Page and application data records:
================

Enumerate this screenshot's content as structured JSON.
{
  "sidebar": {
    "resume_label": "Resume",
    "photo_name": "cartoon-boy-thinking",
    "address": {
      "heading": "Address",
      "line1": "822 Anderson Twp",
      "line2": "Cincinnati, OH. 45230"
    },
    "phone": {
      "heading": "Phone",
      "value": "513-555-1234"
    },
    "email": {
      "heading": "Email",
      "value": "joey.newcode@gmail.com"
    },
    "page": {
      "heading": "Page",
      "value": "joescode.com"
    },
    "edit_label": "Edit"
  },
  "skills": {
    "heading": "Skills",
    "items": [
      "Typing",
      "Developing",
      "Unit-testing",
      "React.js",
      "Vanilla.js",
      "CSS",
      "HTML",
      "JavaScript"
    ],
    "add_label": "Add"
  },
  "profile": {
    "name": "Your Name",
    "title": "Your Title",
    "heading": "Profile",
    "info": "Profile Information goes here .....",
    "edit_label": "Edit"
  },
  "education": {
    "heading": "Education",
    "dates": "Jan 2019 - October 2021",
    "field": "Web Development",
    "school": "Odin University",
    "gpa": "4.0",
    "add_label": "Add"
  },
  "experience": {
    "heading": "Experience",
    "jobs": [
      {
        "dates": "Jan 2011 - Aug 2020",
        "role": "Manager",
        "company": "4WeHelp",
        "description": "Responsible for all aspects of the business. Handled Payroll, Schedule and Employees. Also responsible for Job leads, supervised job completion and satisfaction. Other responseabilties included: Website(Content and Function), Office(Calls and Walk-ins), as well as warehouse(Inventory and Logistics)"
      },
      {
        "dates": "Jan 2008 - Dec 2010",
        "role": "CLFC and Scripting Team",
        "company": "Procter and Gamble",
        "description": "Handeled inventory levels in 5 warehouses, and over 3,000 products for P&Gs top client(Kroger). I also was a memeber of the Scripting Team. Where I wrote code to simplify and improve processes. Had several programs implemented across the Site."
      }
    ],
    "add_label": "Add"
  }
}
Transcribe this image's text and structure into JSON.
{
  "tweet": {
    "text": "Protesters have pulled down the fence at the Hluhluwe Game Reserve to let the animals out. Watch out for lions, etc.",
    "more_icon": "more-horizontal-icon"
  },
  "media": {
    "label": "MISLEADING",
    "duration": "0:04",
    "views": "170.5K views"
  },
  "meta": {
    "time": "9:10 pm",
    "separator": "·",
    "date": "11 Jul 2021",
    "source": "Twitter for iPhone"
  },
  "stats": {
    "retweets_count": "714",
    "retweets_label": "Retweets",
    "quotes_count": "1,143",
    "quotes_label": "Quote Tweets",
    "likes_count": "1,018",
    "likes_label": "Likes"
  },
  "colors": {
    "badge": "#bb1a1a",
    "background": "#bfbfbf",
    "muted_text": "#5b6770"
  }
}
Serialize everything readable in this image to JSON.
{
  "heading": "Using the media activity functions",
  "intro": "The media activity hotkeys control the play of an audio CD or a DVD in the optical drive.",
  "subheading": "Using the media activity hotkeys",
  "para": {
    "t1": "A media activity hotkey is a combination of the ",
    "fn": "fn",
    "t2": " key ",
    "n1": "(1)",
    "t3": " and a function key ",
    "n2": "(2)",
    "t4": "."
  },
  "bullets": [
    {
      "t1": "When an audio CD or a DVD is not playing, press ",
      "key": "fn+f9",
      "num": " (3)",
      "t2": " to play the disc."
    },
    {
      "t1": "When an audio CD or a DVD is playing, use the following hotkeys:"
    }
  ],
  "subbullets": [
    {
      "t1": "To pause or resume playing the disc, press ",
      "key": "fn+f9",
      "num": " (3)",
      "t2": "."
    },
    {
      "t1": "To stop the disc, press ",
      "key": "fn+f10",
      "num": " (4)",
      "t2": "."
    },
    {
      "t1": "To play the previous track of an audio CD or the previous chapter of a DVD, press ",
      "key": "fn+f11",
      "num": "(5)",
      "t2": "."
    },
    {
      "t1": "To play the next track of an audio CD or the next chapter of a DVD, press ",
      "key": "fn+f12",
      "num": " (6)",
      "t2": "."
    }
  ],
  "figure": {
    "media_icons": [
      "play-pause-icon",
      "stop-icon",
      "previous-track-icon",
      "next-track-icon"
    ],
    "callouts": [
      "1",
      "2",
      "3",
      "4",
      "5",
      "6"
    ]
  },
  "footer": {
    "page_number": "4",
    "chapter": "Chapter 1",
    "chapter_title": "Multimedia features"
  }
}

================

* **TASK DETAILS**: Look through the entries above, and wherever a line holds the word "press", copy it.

* **ANSWER SPACE**:
      "t1": "When an audio CD or a DVD is not playing, press ",
      "t1": "To pause or resume playing the disc, press ",
      "t1": "To stop the disc, press ",
      "t1": "To play the previous track of an audio CD or the previous chapter of a DVD, press ",
      "t1": "To play the next track of an audio CD or the next chapter of a DVD, press ",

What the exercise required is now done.